§ **Material to process**
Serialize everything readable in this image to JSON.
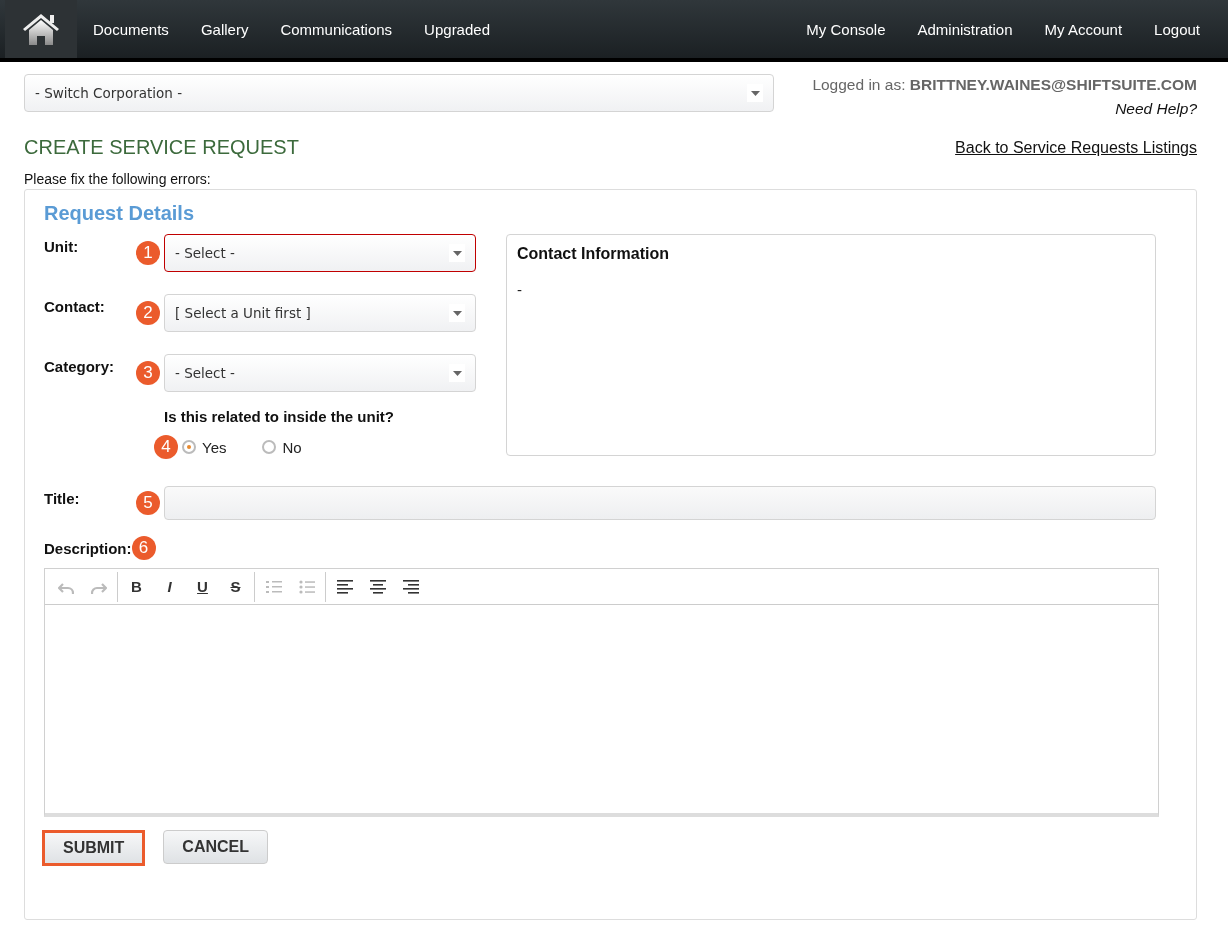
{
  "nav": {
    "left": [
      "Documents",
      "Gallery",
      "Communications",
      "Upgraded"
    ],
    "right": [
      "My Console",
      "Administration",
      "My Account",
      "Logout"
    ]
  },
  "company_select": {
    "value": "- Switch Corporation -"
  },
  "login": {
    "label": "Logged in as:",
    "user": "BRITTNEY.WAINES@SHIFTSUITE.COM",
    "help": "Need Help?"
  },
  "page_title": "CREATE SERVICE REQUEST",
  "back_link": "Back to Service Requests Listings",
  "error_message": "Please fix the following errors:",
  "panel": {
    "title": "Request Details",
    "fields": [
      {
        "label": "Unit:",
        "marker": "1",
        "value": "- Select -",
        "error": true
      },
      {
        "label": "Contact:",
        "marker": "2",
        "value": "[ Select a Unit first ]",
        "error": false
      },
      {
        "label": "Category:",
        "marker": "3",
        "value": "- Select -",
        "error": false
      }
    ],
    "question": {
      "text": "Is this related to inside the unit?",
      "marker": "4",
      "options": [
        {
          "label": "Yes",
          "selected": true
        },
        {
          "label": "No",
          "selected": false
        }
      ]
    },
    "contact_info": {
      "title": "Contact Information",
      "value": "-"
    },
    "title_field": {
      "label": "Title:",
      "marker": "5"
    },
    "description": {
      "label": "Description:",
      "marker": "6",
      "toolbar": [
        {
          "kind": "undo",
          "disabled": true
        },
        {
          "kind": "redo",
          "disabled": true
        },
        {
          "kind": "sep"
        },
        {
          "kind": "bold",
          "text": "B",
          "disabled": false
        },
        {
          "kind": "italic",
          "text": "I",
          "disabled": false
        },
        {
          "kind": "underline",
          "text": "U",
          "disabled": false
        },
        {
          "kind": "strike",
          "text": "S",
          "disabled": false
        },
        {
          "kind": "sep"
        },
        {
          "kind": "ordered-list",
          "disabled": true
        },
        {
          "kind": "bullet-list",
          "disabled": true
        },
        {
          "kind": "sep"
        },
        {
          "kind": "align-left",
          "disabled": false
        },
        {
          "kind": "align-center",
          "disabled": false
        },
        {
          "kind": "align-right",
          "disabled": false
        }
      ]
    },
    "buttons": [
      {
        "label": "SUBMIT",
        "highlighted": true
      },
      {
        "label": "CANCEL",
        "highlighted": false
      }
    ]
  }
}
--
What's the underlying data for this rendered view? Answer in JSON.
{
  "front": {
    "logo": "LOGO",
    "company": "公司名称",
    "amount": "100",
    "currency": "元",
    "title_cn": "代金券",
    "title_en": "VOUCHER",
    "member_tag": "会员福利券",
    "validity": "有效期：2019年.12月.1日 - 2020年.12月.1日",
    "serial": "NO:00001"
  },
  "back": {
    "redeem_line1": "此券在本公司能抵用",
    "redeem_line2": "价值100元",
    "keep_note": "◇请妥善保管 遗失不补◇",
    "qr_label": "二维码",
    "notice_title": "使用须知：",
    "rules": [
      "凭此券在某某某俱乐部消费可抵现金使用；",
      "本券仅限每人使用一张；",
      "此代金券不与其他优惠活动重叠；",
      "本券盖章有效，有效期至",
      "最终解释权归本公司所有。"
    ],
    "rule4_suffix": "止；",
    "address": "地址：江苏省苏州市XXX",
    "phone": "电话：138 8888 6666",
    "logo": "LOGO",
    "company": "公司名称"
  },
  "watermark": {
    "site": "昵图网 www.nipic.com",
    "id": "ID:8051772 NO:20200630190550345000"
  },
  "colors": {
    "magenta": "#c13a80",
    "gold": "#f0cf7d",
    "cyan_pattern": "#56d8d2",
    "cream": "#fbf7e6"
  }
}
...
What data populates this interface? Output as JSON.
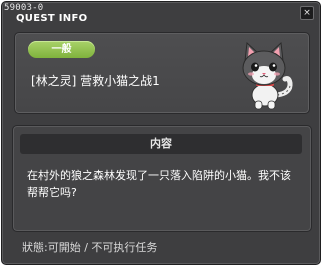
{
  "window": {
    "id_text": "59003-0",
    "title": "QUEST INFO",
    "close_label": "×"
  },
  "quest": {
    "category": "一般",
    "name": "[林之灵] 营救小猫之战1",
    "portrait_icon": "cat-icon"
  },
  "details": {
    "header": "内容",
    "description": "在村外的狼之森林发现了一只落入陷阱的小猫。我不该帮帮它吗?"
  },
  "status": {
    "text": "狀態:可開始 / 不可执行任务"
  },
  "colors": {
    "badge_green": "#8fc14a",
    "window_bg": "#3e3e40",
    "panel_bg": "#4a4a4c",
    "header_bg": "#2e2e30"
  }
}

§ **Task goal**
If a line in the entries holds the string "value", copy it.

§ **Exercise result**
    "value": "- Switch Corporation -"
        "value": "- Select -",
        "value": "[ Select a Unit first ]",
        "value": "- Select -",
      "value": "-"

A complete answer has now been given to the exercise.